Moral Reasons to Commit to Life

why is it right?
The following are some of the moral reasons for commiting your life to the wellbeing of the future of Life on Earth.

The moral weight of the future

According to the moral weight perspective, the future is a larger moral consideration than the present merely on the basis of size. For example, if we estimate that the future of complex Life on Earth has about half a billion years left, and each century of complex life has a moral weight equivalent to ten billion humans, then the moral weight of the future is roughly twenty million times that of those alive today.

Moral aftershadow

Building on the concept of moral weight, to the concept of a moral aftershadow looks at the range of results that our actions have upon the future that is affected by our actions. A "dark" moral aftershadow would be those actions that have the worst effects, and a "light" moral aftershadow would be the choices with the best effects.

Because we cannot know the actual moral aftershadow, the moral aftershadow position claims that we have a responsibility to use heuristics that are carefully evaluated to give the greatest possibility of creating light moral aftershadows.

Tradition of Life

According to the Tradition of Life stance, because Life on Earth is a tradition billions of years old, and because we are inseparably part of this tradition, and because we owe our existence and entire context of our lives to this tradition, it is our responsibility to uphold this tradition, and to let no other temptations, justifications, or excuses lead us away from supporting Life on Earth.

Honouring your own potential and dignity

According to this stance, we owe a moral obligation to ourselves to leave the world more supportive of life. Likewise, if we are a burden upon the world, and have a negative worth to the future, then we have deeply dishonoured ourselves. Even though individual influences upon the future cannot be untangled, so that those in the future cannot be resentful of our own individual actions, we ourselves know the degree to which we were either diligent or negligent in living in accord with our own honour, and can (and should) be deeply resentful of ourselves when we live in a way makes us a burden upon Life on Earth, and thus poisoning our own human dignity that is rightfully ours.

Respecting each living moment ("Life's Tapestry")

According to the Life's Tapestry stance, each moment of history of Life on Earth (the total of all these moments is called "Life's Tapestry") has its own intrinsic worth, and it is morally right to maximise the intrinsic worth of each moment of the Tapestry which we affect — primarily by making the collection of moments that make up our own existence as worthwhile and valuable as possible (which includes living those moments in ways that make the downstream Tapestry more alive). This differs from the self-honouring moral stance (above) in that while the self-honouring stance says that we deserve to valuable, the Tapestry stance claims that the moments themselves deserve to be valuable: "In a universe of empty space and moments, we cannot overvalue any moment that is within Life's Tapestry, but it is easy to dishonour that moment by failing to grasp its potential."

The morality of placing the entire future at risk

Risk is a normal part of an individual's life.
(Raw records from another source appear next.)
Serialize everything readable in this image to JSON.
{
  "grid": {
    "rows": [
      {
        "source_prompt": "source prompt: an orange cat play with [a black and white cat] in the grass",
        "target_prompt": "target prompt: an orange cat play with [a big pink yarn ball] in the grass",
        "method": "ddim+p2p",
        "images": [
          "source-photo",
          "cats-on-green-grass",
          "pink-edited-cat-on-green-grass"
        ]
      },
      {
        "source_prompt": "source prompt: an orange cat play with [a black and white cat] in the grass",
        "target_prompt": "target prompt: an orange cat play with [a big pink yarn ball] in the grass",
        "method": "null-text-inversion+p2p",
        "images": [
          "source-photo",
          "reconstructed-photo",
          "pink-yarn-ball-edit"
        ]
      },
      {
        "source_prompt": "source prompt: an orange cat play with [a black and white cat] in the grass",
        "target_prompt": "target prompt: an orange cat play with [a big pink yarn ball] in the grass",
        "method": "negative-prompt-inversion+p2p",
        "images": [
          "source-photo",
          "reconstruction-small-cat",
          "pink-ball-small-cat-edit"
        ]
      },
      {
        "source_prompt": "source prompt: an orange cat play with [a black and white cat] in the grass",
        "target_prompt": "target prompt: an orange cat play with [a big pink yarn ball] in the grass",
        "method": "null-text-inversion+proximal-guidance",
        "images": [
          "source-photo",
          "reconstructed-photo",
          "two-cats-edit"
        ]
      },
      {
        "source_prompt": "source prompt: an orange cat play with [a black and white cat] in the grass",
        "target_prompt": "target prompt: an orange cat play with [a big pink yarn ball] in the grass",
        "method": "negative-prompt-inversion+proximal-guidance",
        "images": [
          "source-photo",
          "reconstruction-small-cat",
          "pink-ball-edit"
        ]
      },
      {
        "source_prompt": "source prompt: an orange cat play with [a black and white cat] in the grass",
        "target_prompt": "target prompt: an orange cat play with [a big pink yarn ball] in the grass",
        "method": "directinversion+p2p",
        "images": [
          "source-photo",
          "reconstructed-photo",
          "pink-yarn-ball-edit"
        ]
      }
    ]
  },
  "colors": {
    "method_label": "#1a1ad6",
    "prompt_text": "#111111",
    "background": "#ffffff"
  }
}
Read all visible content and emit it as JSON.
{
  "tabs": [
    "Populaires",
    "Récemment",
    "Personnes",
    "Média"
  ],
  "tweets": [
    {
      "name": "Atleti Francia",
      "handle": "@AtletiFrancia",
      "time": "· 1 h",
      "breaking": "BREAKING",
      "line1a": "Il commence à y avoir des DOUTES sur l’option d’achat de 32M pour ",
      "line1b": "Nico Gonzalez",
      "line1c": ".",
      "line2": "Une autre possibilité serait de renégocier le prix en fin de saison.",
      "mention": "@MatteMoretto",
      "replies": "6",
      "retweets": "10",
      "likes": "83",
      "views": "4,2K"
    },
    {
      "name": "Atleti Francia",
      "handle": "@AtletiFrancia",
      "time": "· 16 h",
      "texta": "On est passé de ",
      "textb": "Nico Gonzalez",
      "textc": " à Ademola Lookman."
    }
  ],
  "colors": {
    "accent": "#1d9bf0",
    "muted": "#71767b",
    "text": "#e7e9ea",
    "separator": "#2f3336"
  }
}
Our lifespan is limited, and our life would be worse off if we did not permit mild everyday risks, such as skiing or letting children play outside. However, the risk to the future of the system of Life itself is a categorically different kind of risk. If it ceases, then all future generations cease. While it is moral (indeed necessary) to accept risk in our own individual life, we cannot extend this metaphor to Life itself — it is categorically not moral to add any risk to the future of Life on Earth.